German word of the day: Der Valentinsmuffel

Kate Brady
Kate Brady - [email protected] • 14 Feb, 2022 Updated Mon 14 Feb 2022 08:21 CEST
image alt text

This person doesn't buy into the whole Valentine's Day thing. So if you're with a Valentinsmuffel, don't expect a card or chocolates.

What does it mean? 

Der Muffel means “sour puss” or “grouch.” Therefore, someone who hates Valentine’s Day is sometimes referred to in Germany as Der Valentins-Muffel, or Valentinsmuffel.

How is it used? 

Presumably this word is used quite often, as 40 percent of Germans said they hated Valentine’s Day in 2017, according to a Bild article. 

The Elbphilharmonie in Hamburg, decorated for Valentinstag. Photo: DPA. 

It is, after all, not traditionally celebrated in Germany.

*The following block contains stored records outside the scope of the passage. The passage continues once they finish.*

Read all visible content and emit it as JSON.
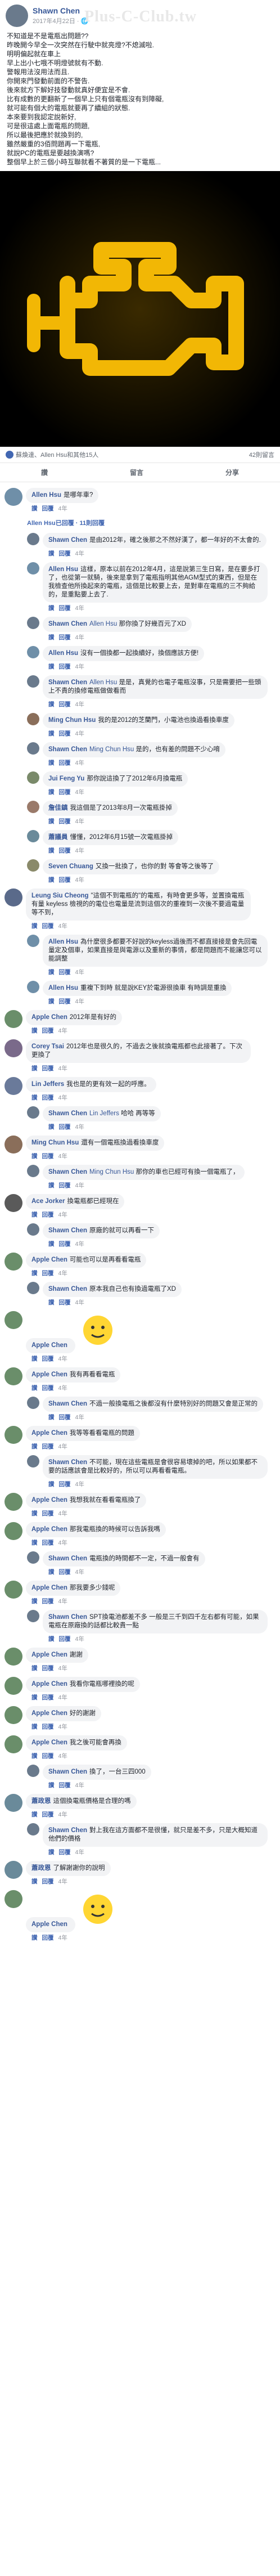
{
  "watermark": "Plus-C-Club.tw",
  "post": {
    "author": "Shawn Chen",
    "time": "2017年4月22日 · 🌐",
    "lines": [
      "不知道是不是電瓶出問題??",
      "昨晚開今早全一次突然在行駛中就亮燈?不熄滅啦.",
      "明明偏起就在車上",
      "早上出小七哦不明燈號就有不動.",
      "警報用法沒用法而且.",
      "你開來門發動前面的不警告.",
      "後來就方下解好技發動就真好便宜是不會.",
      "比有成數的更翻新了一個早上只有個電瓶沒有到障礙,",
      "就可能有個大的電瓶就要再了續組的狀態.",
      "本來要到我認定說新好,",
      "可是很這處上面電瓶的問題,",
      "所以最後把應於就換到的,",
      "雖然嚴重的3佰問題再一下電瓶,",
      "就說PC的電瓶是要越換演嗎?",
      "整個早上於三個小時互聯就看不著質的是一下電瓶..."
    ]
  },
  "stats": {
    "reactions": "蘇煥達、Allen Hsu和其他15人",
    "comments": "42則留言"
  },
  "actions": [
    "讚",
    "留言",
    "分享"
  ],
  "comments": [
    {
      "name": "Allen Hsu",
      "text": "是哪年車?",
      "meta": [
        "讚",
        "回覆",
        "4年"
      ],
      "level": 0,
      "color": "#6f8fa8"
    },
    {
      "more": "Allen Hsu已回覆 · 11則回覆"
    },
    {
      "name": "Shawn Chen",
      "text": "是由2012年，確之後那之不然好漢了，都一年好的不太會的.",
      "meta": [
        "讚",
        "回覆",
        "4年"
      ],
      "level": 1,
      "color": "#6a7a8c"
    },
    {
      "name": "Allen Hsu",
      "text": "這樣，原本以前在2012年4月，這是說第三生日寫，是在要多打了，也從第一就騎，後來是拿到了電瓶指明其他AGM型式的東西，但是在我檢查他所換起來的電瓶，這個是比較要上去，是對車在電瓶的三不夠給的，是重點要上去了.",
      "meta": [
        "讚",
        "回覆",
        "4年"
      ],
      "level": 1,
      "color": "#6f8fa8"
    },
    {
      "name": "Shawn Chen",
      "tag": "Allen Hsu",
      "text": "那你換了好幾百元了XD",
      "meta": [
        "讚",
        "回覆",
        "4年"
      ],
      "level": 1,
      "color": "#6a7a8c"
    },
    {
      "name": "Allen Hsu",
      "text": "沒有一個換都一起換續好，換個應該方便!",
      "meta": [
        "讚",
        "回覆",
        "4年"
      ],
      "level": 1,
      "color": "#6f8fa8"
    },
    {
      "name": "Shawn Chen",
      "tag": "Allen Hsu",
      "text": "是是，真覺的也電子電瓶沒事，只是需要把一些頭上不貴的換修電瓶做做看而",
      "meta": [
        "讚",
        "回覆",
        "4年"
      ],
      "level": 1,
      "color": "#6a7a8c"
    },
    {
      "name": "Ming Chun Hsu",
      "text": "我的是2012的芝蘭門，小電池也換過看換車度",
      "meta": [
        "讚",
        "回覆",
        "4年"
      ],
      "level": 1,
      "color": "#8a6e5a"
    },
    {
      "name": "Shawn Chen",
      "tag": "Ming Chun Hsu",
      "text": "是的，也有差的問題不少心唷",
      "meta": [
        "讚",
        "回覆",
        "4年"
      ],
      "level": 1,
      "color": "#6a7a8c"
    },
    {
      "name": "Jui Feng Yu",
      "text": "那你說這換了了2012年6月換電瓶",
      "meta": [
        "讚",
        "回覆",
        "4年"
      ],
      "level": 1,
      "color": "#7a8a6a"
    },
    {
      "name": "詹佳鎮",
      "text": "我這個是了2013年8月一次電瓶掛掉",
      "meta": [
        "讚",
        "回覆",
        "4年"
      ],
      "level": 1,
      "color": "#9a7a6a"
    },
    {
      "name": "蕭議員",
      "text": "懂懂，2012年6月15號一次電瓶掛掉",
      "meta": [
        "讚",
        "回覆",
        "4年"
      ],
      "level": 1,
      "color": "#6a8a9a"
    },
    {
      "name": "Seven Chuang",
      "text": "又換一批換了，也你的對 等會等之後等了",
      "meta": [
        "讚",
        "回覆",
        "4年"
      ],
      "level": 1,
      "color": "#8a8a6a"
    },
    {
      "name": "Leung Siu Cheong",
      "text": "\"這個不到電瓶的\"的電瓶，有時會更多等，並置換電瓶有量 keyless 檢視的的電位也電量是流到這個次的重複到一次後不要過電量等不到，",
      "meta": [
        "讚",
        "回覆",
        "4年"
      ],
      "level": 0,
      "color": "#5a6a8a"
    },
    {
      "name": "Allen Hsu",
      "text": "為什麼很多都要不好說的keyless過後而不都直接接是會先回電量定及個車，如果直接是與電源以及重新的事情，都是問題而不能讓您可以能調整",
      "meta": [
        "讚",
        "回覆",
        "4年"
      ],
      "level": 1,
      "color": "#6f8fa8"
    },
    {
      "name": "Allen Hsu",
      "text": "重複下到時 就是說KEY於電源很換車 有時調是重換",
      "meta": [
        "讚",
        "回覆",
        "4年"
      ],
      "level": 1,
      "color": "#6f8fa8"
    },
    {
      "name": "Apple Chen",
      "tag": "",
      "text": "2012年是有好的",
      "meta": [
        "讚",
        "回覆",
        "4年"
      ],
      "level": 0,
      "color": "#6a8e6a"
    },
    {
      "name": "Corey Tsai",
      "text": "2012年也是很久的，不過去之後就換電瓶都也此接著了。下次更換了",
      "meta": [
        "讚",
        "回覆",
        "4年"
      ],
      "level": 0,
      "color": "#7a6a8a"
    },
    {
      "name": "Lin Jeffers",
      "text": "我也是的更有效一起的呼應。",
      "meta": [
        "讚",
        "回覆",
        "4年"
      ],
      "level": 0,
      "color": "#6a7a9a"
    },
    {
      "name": "Shawn Chen",
      "tag": "Lin Jeffers",
      "text": "哈哈 再等等",
      "meta": [
        "讚",
        "回覆",
        "4年"
      ],
      "level": 1,
      "color": "#6a7a8c"
    },
    {
      "name": "Ming Chun Hsu",
      "text": "還有一個電瓶換過看換車度",
      "meta": [
        "讚",
        "回覆",
        "4年"
      ],
      "level": 0,
      "color": "#8a6e5a"
    },
    {
      "name": "Shawn Chen",
      "tag": "Ming Chun Hsu",
      "text": "那你的車也已經可有換一個電瓶了，",
      "meta": [
        "讚",
        "回覆",
        "4年"
      ],
      "level": 1,
      "color": "#6a7a8c"
    },
    {
      "name": "Ace Jorker",
      "text": "換電瓶都已經現在",
      "meta": [
        "讚",
        "回覆",
        "4年"
      ],
      "level": 0,
      "color": "#5a5a5a"
    },
    {
      "name": "Shawn Chen",
      "text": "原廠的就可以再看一下",
      "meta": [
        "讚",
        "回覆",
        "4年"
      ],
      "level": 1,
      "color": "#6a7a8c"
    },
    {
      "name": "Apple Chen",
      "text": "可能也可以是再看看電瓶",
      "meta": [
        "讚",
        "回覆",
        "4年"
      ],
      "level": 0,
      "color": "#6a8e6a"
    },
    {
      "name": "Shawn Chen",
      "text": "原本我自己也有換過電瓶了XD",
      "meta": [
        "讚",
        "回覆",
        "4年"
      ],
      "level": 1,
      "color": "#6a7a8c"
    },
    {
      "sticker": true,
      "name": "Apple Chen",
      "meta": [
        "讚",
        "回覆",
        "4年"
      ],
      "color": "#6a8e6a"
    },
    {
      "name": "Apple Chen",
      "text": "我有再看看電瓶",
      "meta": [
        "讚",
        "回覆",
        "4年"
      ],
      "level": 0,
      "color": "#6a8e6a"
    },
    {
      "name": "Shawn Chen",
      "text": "不過一般換電瓶之後都沒有什麼特別好的問題又會是正常的",
      "meta": [
        "讚",
        "回覆",
        "4年"
      ],
      "level": 1,
      "color": "#6a7a8c"
    },
    {
      "name": "Apple Chen",
      "text": "我等等看看電瓶的問題",
      "meta": [
        "讚",
        "回覆",
        "4年"
      ],
      "level": 0,
      "color": "#6a8e6a"
    },
    {
      "name": "Shawn Chen",
      "text": "不可能，現在這些電瓶是會很容易壞掉的吧，所以如果都不要的話應該會是比較好的，所以可以再看看電瓶。",
      "meta": [
        "讚",
        "回覆",
        "4年"
      ],
      "level": 1,
      "color": "#6a7a8c"
    },
    {
      "name": "Apple Chen",
      "text": "我想我就在看看電瓶換了",
      "meta": [
        "讚",
        "回覆",
        "4年"
      ],
      "level": 0,
      "color": "#6a8e6a"
    },
    {
      "name": "Apple Chen",
      "text": "那我電瓶換的時候可以告訴我嗎",
      "meta": [
        "讚",
        "回覆",
        "4年"
      ],
      "level": 0,
      "color": "#6a8e6a"
    },
    {
      "name": "Shawn Chen",
      "text": "電瓶換的時間都不一定，不過一般會有",
      "meta": [
        "讚",
        "回覆",
        "4年"
      ],
      "level": 1,
      "color": "#6a7a8c"
    },
    {
      "name": "Apple Chen",
      "text": "那我要多少錢呢",
      "meta": [
        "讚",
        "回覆",
        "4年"
      ],
      "level": 0,
      "color": "#6a8e6a"
    },
    {
      "name": "Shawn Chen",
      "text": "SPT換電池都差不多 一般是三千到四千左右都有可能，如果電瓶在原廠換的話都比較貴一點",
      "meta": [
        "讚",
        "回覆",
        "4年"
      ],
      "level": 1,
      "color": "#6a7a8c"
    },
    {
      "name": "Apple Chen",
      "text": "謝謝",
      "meta": [
        "讚",
        "回覆",
        "4年"
      ],
      "level": 0,
      "color": "#6a8e6a"
    },
    {
      "name": "Apple Chen",
      "text": "我看你電瓶哪裡換的呢",
      "meta": [
        "讚",
        "回覆",
        "4年"
      ],
      "level": 0,
      "color": "#6a8e6a"
    },
    {
      "name": "Apple Chen",
      "text": "好的謝謝",
      "meta": [
        "讚",
        "回覆",
        "4年"
      ],
      "level": 0,
      "color": "#6a8e6a"
    },
    {
      "name": "Apple Chen",
      "text": "我之後可能會再換",
      "meta": [
        "讚",
        "回覆",
        "4年"
      ],
      "level": 0,
      "color": "#6a8e6a"
    },
    {
      "name": "Shawn Chen",
      "text": "換了，一台三四000",
      "meta": [
        "讚",
        "回覆",
        "4年"
      ],
      "level": 1,
      "color": "#6a7a8c"
    },
    {
      "name": "蕭政恩",
      "text": "這個換電瓶價格是合理的嗎",
      "meta": [
        "讚",
        "回覆",
        "4年"
      ],
      "level": 0,
      "color": "#6a8a9a"
    },
    {
      "name": "Shawn Chen",
      "text": "對上我在這方面都不是很懂，就只是差不多，只是大概知道他們的價格",
      "meta": [
        "讚",
        "回覆",
        "4年"
      ],
      "level": 1,
      "color": "#6a7a8c"
    },
    {
      "name": "蕭政恩",
      "text": "了解謝謝你的說明",
      "meta": [
        "讚",
        "回覆",
        "4年"
      ],
      "level": 0,
      "color": "#6a8a9a"
    },
    {
      "sticker": true,
      "name": "Apple Chen",
      "meta": [
        "讚",
        "回覆",
        "4年"
      ],
      "color": "#6a8e6a"
    }
  ]
}
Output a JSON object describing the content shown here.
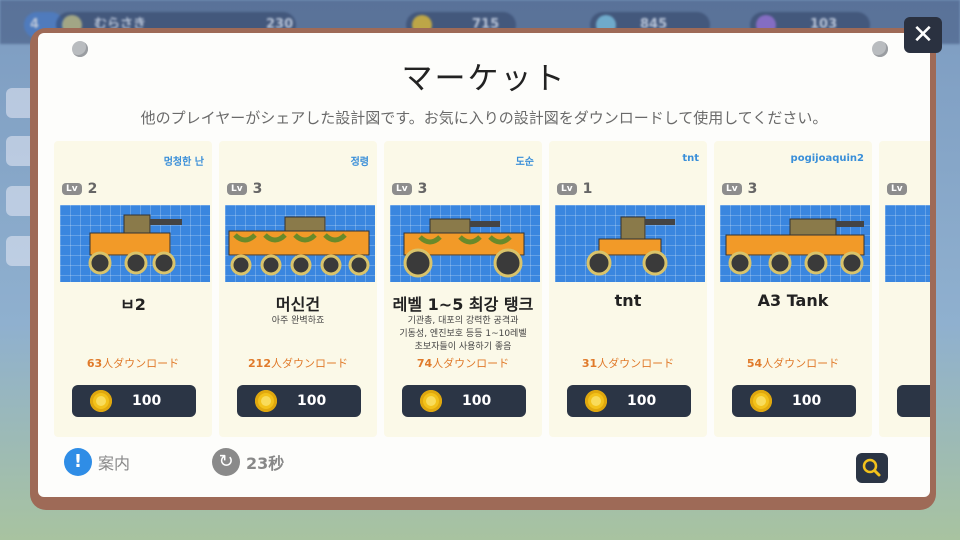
{
  "background": {
    "level": "4",
    "player_name": "むらさき",
    "trophies": "230",
    "coins": "715",
    "gems": "845",
    "tickets": "103"
  },
  "market": {
    "title": "マーケット",
    "subtitle": "他のプレイヤーがシェアした設計図です。お気に入りの設計図をダウンロードして使用してください。",
    "close_label": "✕",
    "help_label": "案内",
    "help_icon_glyph": "!",
    "timer_label": "23秒",
    "refresh_icon_glyph": "↻",
    "accent_color": "#2f8de6",
    "download_color": "#e07a2a"
  },
  "cards": [
    {
      "author": "멍청한 난",
      "level_badge": "Lv",
      "level": "2",
      "name": "ㅂ2",
      "desc": "",
      "download_count": "63",
      "download_suffix": "人ダウンロード",
      "price": "100"
    },
    {
      "author": "정령",
      "level_badge": "Lv",
      "level": "3",
      "name": "머신건",
      "desc": "아주 완벽하죠",
      "download_count": "212",
      "download_suffix": "人ダウンロード",
      "price": "100"
    },
    {
      "author": "도순",
      "level_badge": "Lv",
      "level": "3",
      "name": "레벨 1~5 최강 탱크",
      "desc": "기관총, 대포의 강력한 공격과\n기동성, 엔진보호 등등 1~10레벨\n초보자들이 사용하기 좋음",
      "download_count": "74",
      "download_suffix": "人ダウンロード",
      "price": "100"
    },
    {
      "author": "tnt",
      "level_badge": "Lv",
      "level": "1",
      "name": "tnt",
      "desc": "",
      "download_count": "31",
      "download_suffix": "人ダウンロード",
      "price": "100"
    },
    {
      "author": "pogijoaquin2",
      "level_badge": "Lv",
      "level": "3",
      "name": "A3 Tank",
      "desc": "",
      "download_count": "54",
      "download_suffix": "人ダウンロード",
      "price": "100"
    },
    {
      "author": "",
      "level_badge": "Lv",
      "level": "",
      "name": "",
      "desc": "",
      "download_count": "",
      "download_suffix": "",
      "price": ""
    }
  ]
}
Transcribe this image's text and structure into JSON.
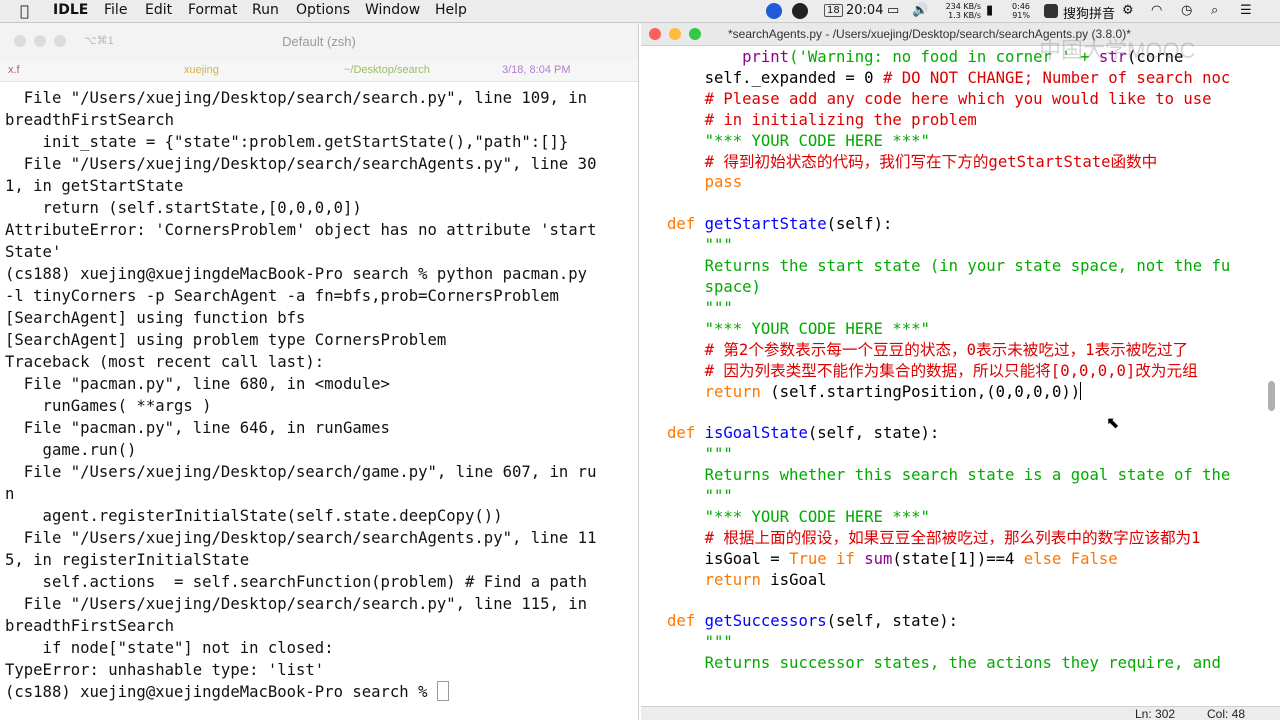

In fact, most traditions around the holiday were brought to Germany by Americans stationed in the country after World War II.

The first Valentine’s Ball in Germany took place in Nuremberg in 1950 and the holiday has slowly spread in popularity since then. 

READ ALSO: Then and now: How Valentine's Day has blossomed in Germany

The main beneficiaries of the celebration are the German flower and sweets industries, whose prices increase during the month of February. 

Example Sentences: 

Mein Mann ist ein Valentinesmuffel, deshalb bekomme ich keine Geschenke zum Valentinstag.

My husband is a Valentine’s sour puss, so I don’t get any gifts for Valentine’s Day. 

Wahrscheinlich sind so viele Deutschen Valentinesmuffel, weil der Valentinstag so kommerzialisiert ist. 

Most Germans are probably Valentine’s grouches because Valentine’s Day is so commercialised.




Kate Brady 2022/02/14 08:21

Please keep comments civil, constructive and on topic – and make sure to read our terms of use before getting involved.

Please log in to leave a comment.

See Also